## [Problem requirements]
Below are records to print word for word; include none of their pictures.

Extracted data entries
:::

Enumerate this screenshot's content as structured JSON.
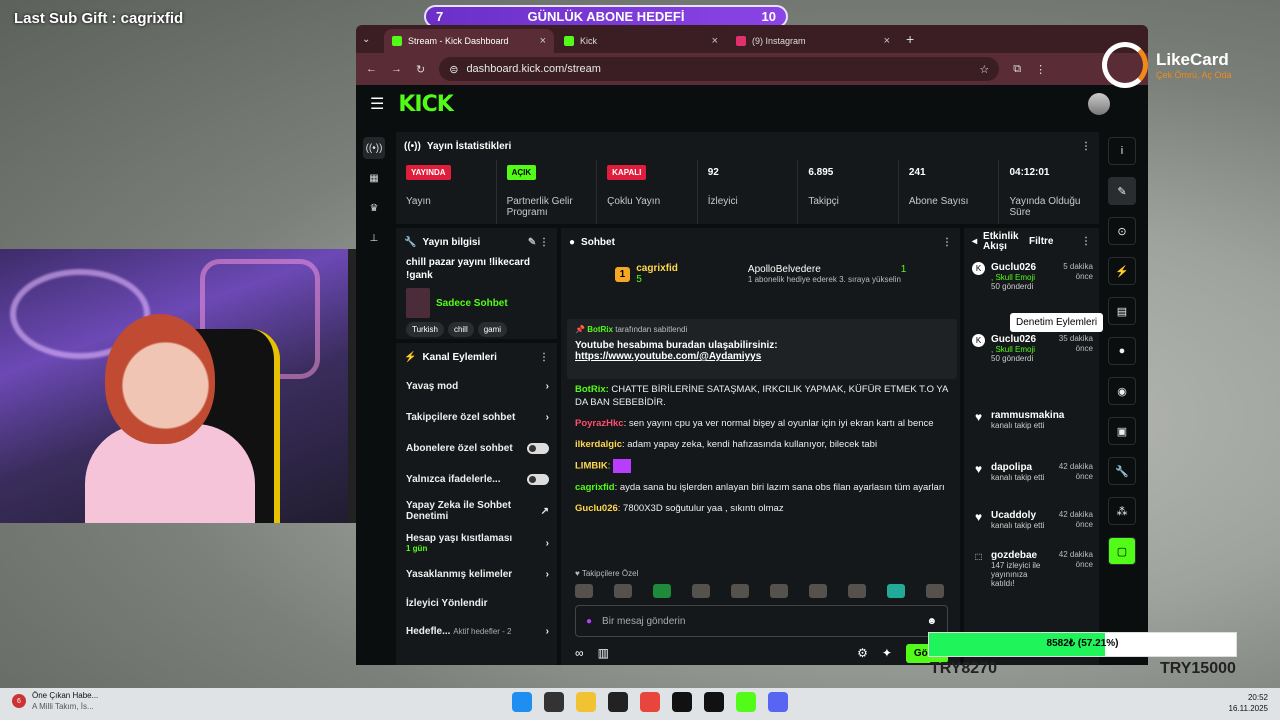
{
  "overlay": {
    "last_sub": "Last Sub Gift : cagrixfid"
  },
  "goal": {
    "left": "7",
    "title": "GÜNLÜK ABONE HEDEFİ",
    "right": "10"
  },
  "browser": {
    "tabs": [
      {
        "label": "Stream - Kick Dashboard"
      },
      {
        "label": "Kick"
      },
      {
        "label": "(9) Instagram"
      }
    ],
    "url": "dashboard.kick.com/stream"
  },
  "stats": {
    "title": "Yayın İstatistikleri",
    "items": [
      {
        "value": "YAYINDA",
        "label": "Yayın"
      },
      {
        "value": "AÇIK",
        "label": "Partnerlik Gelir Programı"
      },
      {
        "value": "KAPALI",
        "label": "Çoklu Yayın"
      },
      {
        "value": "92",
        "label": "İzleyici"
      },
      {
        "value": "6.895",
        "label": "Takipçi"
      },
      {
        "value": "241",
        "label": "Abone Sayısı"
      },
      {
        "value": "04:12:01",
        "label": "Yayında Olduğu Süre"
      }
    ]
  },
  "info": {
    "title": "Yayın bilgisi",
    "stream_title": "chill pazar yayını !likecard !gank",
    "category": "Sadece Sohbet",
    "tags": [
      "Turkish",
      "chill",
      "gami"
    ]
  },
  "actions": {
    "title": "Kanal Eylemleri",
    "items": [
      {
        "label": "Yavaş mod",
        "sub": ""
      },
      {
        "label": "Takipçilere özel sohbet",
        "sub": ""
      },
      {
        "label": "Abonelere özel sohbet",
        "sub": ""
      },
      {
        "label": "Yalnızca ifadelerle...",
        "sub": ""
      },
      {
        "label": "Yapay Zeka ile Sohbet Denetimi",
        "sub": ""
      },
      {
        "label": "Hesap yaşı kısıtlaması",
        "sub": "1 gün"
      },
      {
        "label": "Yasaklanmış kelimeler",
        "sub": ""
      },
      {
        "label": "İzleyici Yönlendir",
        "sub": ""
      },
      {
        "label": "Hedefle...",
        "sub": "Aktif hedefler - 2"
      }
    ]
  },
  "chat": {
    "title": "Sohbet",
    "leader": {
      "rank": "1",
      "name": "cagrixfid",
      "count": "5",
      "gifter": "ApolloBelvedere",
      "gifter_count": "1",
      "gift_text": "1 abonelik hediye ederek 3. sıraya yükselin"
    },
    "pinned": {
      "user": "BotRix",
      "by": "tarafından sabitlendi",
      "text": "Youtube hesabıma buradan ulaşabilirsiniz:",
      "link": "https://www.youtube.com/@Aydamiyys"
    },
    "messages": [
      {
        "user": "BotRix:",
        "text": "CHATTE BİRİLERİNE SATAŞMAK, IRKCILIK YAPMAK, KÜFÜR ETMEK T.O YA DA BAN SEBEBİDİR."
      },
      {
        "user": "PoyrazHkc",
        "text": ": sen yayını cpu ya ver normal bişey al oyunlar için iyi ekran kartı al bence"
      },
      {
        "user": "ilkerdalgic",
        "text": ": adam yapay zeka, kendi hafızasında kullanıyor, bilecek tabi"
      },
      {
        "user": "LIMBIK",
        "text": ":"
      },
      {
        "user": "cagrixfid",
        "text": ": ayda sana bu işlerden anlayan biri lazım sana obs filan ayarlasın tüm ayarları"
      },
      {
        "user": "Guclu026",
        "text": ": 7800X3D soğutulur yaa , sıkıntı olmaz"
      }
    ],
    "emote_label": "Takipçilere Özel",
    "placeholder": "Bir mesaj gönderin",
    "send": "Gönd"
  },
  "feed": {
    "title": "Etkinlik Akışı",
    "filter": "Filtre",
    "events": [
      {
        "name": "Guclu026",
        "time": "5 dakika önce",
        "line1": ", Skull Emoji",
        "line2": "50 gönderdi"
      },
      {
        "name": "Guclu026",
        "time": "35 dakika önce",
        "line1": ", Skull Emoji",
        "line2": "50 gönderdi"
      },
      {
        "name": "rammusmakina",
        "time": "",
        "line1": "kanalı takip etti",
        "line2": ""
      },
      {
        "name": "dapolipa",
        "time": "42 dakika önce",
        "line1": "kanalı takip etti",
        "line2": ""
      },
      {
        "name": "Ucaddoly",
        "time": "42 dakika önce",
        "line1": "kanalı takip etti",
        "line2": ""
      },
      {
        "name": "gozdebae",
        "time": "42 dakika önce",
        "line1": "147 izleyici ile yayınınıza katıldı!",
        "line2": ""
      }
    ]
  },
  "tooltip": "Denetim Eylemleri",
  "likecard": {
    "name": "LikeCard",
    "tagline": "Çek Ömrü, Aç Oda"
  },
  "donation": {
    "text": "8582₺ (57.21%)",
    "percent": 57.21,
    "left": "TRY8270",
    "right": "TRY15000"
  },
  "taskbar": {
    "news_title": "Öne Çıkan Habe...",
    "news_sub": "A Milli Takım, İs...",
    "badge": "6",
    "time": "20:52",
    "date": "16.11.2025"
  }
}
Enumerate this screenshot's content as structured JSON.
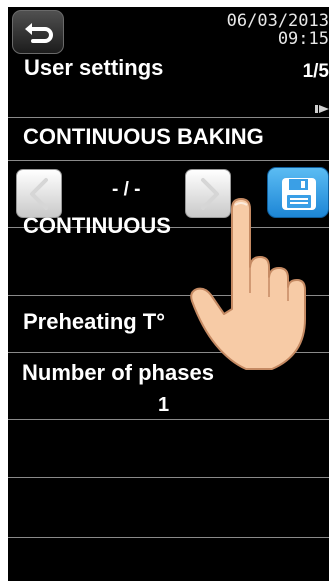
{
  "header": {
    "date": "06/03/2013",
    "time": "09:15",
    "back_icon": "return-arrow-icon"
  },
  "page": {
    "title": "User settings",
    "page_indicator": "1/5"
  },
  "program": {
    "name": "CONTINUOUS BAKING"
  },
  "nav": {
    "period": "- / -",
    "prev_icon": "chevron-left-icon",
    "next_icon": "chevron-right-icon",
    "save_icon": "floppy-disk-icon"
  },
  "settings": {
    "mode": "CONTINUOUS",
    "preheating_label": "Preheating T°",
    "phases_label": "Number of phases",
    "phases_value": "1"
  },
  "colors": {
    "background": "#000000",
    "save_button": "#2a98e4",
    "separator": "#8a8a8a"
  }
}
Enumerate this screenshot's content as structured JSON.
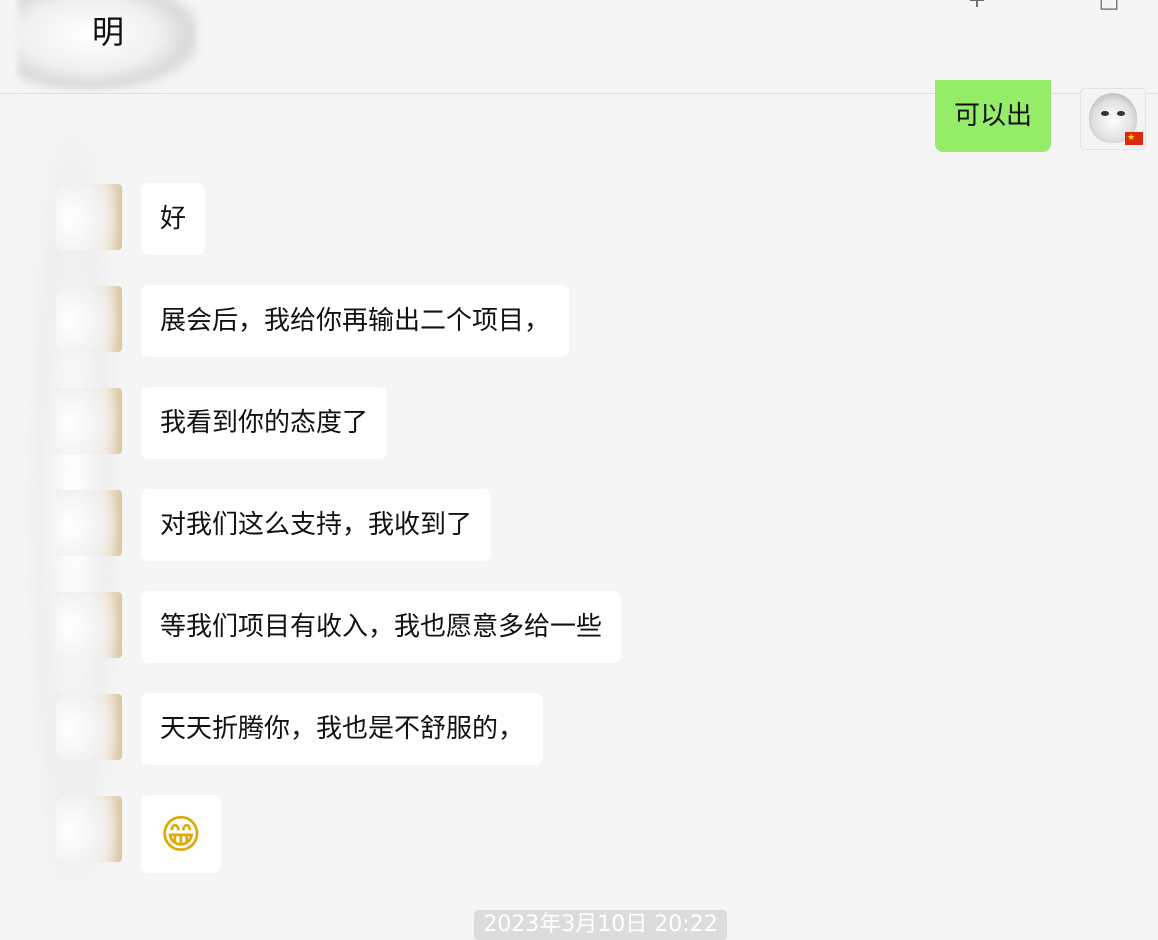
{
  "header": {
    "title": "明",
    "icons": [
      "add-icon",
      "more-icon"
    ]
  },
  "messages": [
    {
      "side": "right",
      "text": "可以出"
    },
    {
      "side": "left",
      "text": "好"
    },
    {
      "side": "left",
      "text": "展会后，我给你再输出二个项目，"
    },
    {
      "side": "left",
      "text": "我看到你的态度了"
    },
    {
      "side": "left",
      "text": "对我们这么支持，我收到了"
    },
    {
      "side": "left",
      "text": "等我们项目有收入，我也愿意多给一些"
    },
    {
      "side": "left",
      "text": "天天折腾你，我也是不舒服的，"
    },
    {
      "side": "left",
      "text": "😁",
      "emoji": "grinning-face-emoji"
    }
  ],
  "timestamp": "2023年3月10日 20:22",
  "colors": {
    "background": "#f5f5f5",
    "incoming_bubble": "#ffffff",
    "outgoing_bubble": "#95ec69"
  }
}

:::

## [Answer to this problem]
Enumerate this screenshot's content as structured JSON.
{
  "overlay": {
    "last_sub": "Last Sub Gift : cagrixfid"
  },
  "goal": {
    "left": "7",
    "title": "GÜNLÜK ABONE HEDEFİ",
    "right": "10"
  },
  "browser": {
    "tabs": [
      {
        "label": "Stream - Kick Dashboard"
      },
      {
        "label": "Kick"
      },
      {
        "label": "(9) Instagram"
      }
    ],
    "url": "dashboard.kick.com/stream"
  },
  "stats": {
    "title": "Yayın İstatistikleri",
    "items": [
      {
        "value": "YAYINDA",
        "label": "Yayın"
      },
      {
        "value": "AÇIK",
        "label": "Partnerlik Gelir Programı"
      },
      {
        "value": "KAPALI",
        "label": "Çoklu Yayın"
      },
      {
        "value": "92",
        "label": "İzleyici"
      },
      {
        "value": "6.895",
        "label": "Takipçi"
      },
      {
        "value": "241",
        "label": "Abone Sayısı"
      },
      {
        "value": "04:12:01",
        "label": "Yayında Olduğu Süre"
      }
    ]
  },
  "info": {
    "title": "Yayın bilgisi",
    "stream_title": "chill pazar yayını !likecard !gank",
    "category": "Sadece Sohbet",
    "tags": [
      "Turkish",
      "chill",
      "gami"
    ]
  },
  "actions": {
    "title": "Kanal Eylemleri",
    "items": [
      {
        "label": "Yavaş mod",
        "sub": ""
      },
      {
        "label": "Takipçilere özel sohbet",
        "sub": ""
      },
      {
        "label": "Abonelere özel sohbet",
        "sub": ""
      },
      {
        "label": "Yalnızca ifadelerle...",
        "sub": ""
      },
      {
        "label": "Yapay Zeka ile Sohbet Denetimi",
        "sub": ""
      },
      {
        "label": "Hesap yaşı kısıtlaması",
        "sub": "1 gün"
      },
      {
        "label": "Yasaklanmış kelimeler",
        "sub": ""
      },
      {
        "label": "İzleyici Yönlendir",
        "sub": ""
      },
      {
        "label": "Hedefle...",
        "sub": "Aktif hedefler - 2"
      }
    ]
  },
  "chat": {
    "title": "Sohbet",
    "leader": {
      "rank": "1",
      "name": "cagrixfid",
      "count": "5",
      "gifter": "ApolloBelvedere",
      "gifter_count": "1",
      "gift_text": "1 abonelik hediye ederek 3. sıraya yükselin"
    },
    "pinned": {
      "user": "BotRix",
      "by": "tarafından sabitlendi",
      "text": "Youtube hesabıma buradan ulaşabilirsiniz:",
      "link": "https://www.youtube.com/@Aydamiyys"
    },
    "messages": [
      {
        "user": "BotRix:",
        "text": "CHATTE BİRİLERİNE SATAŞMAK, IRKCILIK YAPMAK, KÜFÜR ETMEK T.O YA DA BAN SEBEBİDİR."
      },
      {
        "user": "PoyrazHkc",
        "text": ": sen yayını cpu ya ver normal bişey al oyunlar için iyi ekran kartı al bence"
      },
      {
        "user": "ilkerdalgic",
        "text": ": adam yapay zeka, kendi hafızasında kullanıyor, bilecek tabi"
      },
      {
        "user": "LIMBIK",
        "text": ":"
      },
      {
        "user": "cagrixfid",
        "text": ": ayda sana bu işlerden anlayan biri lazım sana obs filan ayarlasın tüm ayarları"
      },
      {
        "user": "Guclu026",
        "text": ": 7800X3D soğutulur yaa , sıkıntı olmaz"
      }
    ],
    "emote_label": "Takipçilere Özel",
    "placeholder": "Bir mesaj gönderin",
    "send": "Gönd"
  },
  "feed": {
    "title": "Etkinlik Akışı",
    "filter": "Filtre",
    "events": [
      {
        "name": "Guclu026",
        "time": "5 dakika önce",
        "line1": ", Skull Emoji",
        "line2": "50 gönderdi"
      },
      {
        "name": "Guclu026",
        "time": "35 dakika önce",
        "line1": ", Skull Emoji",
        "line2": "50 gönderdi"
      },
      {
        "name": "rammusmakina",
        "time": "",
        "line1": "kanalı takip etti",
        "line2": ""
      },
      {
        "name": "dapolipa",
        "time": "42 dakika önce",
        "line1": "kanalı takip etti",
        "line2": ""
      },
      {
        "name": "Ucaddoly",
        "time": "42 dakika önce",
        "line1": "kanalı takip etti",
        "line2": ""
      },
      {
        "name": "gozdebae",
        "time": "42 dakika önce",
        "line1": "147 izleyici ile yayınınıza katıldı!",
        "line2": ""
      }
    ]
  },
  "tooltip": "Denetim Eylemleri",
  "likecard": {
    "name": "LikeCard",
    "tagline": "Çek Ömrü, Aç Oda"
  },
  "donation": {
    "text": "8582₺ (57.21%)",
    "percent": 57.21,
    "left": "TRY8270",
    "right": "TRY15000"
  },
  "taskbar": {
    "news_title": "Öne Çıkan Habe...",
    "news_sub": "A Milli Takım, İs...",
    "badge": "6",
    "time": "20:52",
    "date": "16.11.2025"
  }
}
Enumerate this screenshot's content as structured JSON.
{
  "header": {
    "date": "06/03/2013",
    "time": "09:15",
    "back_icon": "return-arrow-icon"
  },
  "page": {
    "title": "User settings",
    "page_indicator": "1/5"
  },
  "program": {
    "name": "CONTINUOUS BAKING"
  },
  "nav": {
    "period": "- / -",
    "prev_icon": "chevron-left-icon",
    "next_icon": "chevron-right-icon",
    "save_icon": "floppy-disk-icon"
  },
  "settings": {
    "mode": "CONTINUOUS",
    "preheating_label": "Preheating T°",
    "phases_label": "Number of phases",
    "phases_value": "1"
  },
  "colors": {
    "background": "#000000",
    "save_button": "#2a98e4",
    "separator": "#8a8a8a"
  }
}
Enumerate this screenshot's content as structured JSON.
{
  "header": {
    "title": "明",
    "icons": [
      "add-icon",
      "more-icon"
    ]
  },
  "messages": [
    {
      "side": "right",
      "text": "可以出"
    },
    {
      "side": "left",
      "text": "好"
    },
    {
      "side": "left",
      "text": "展会后，我给你再输出二个项目，"
    },
    {
      "side": "left",
      "text": "我看到你的态度了"
    },
    {
      "side": "left",
      "text": "对我们这么支持，我收到了"
    },
    {
      "side": "left",
      "text": "等我们项目有收入，我也愿意多给一些"
    },
    {
      "side": "left",
      "text": "天天折腾你，我也是不舒服的，"
    },
    {
      "side": "left",
      "text": "😁",
      "emoji": "grinning-face-emoji"
    }
  ],
  "timestamp": "2023年3月10日 20:22",
  "colors": {
    "background": "#f5f5f5",
    "incoming_bubble": "#ffffff",
    "outgoing_bubble": "#95ec69"
  }
}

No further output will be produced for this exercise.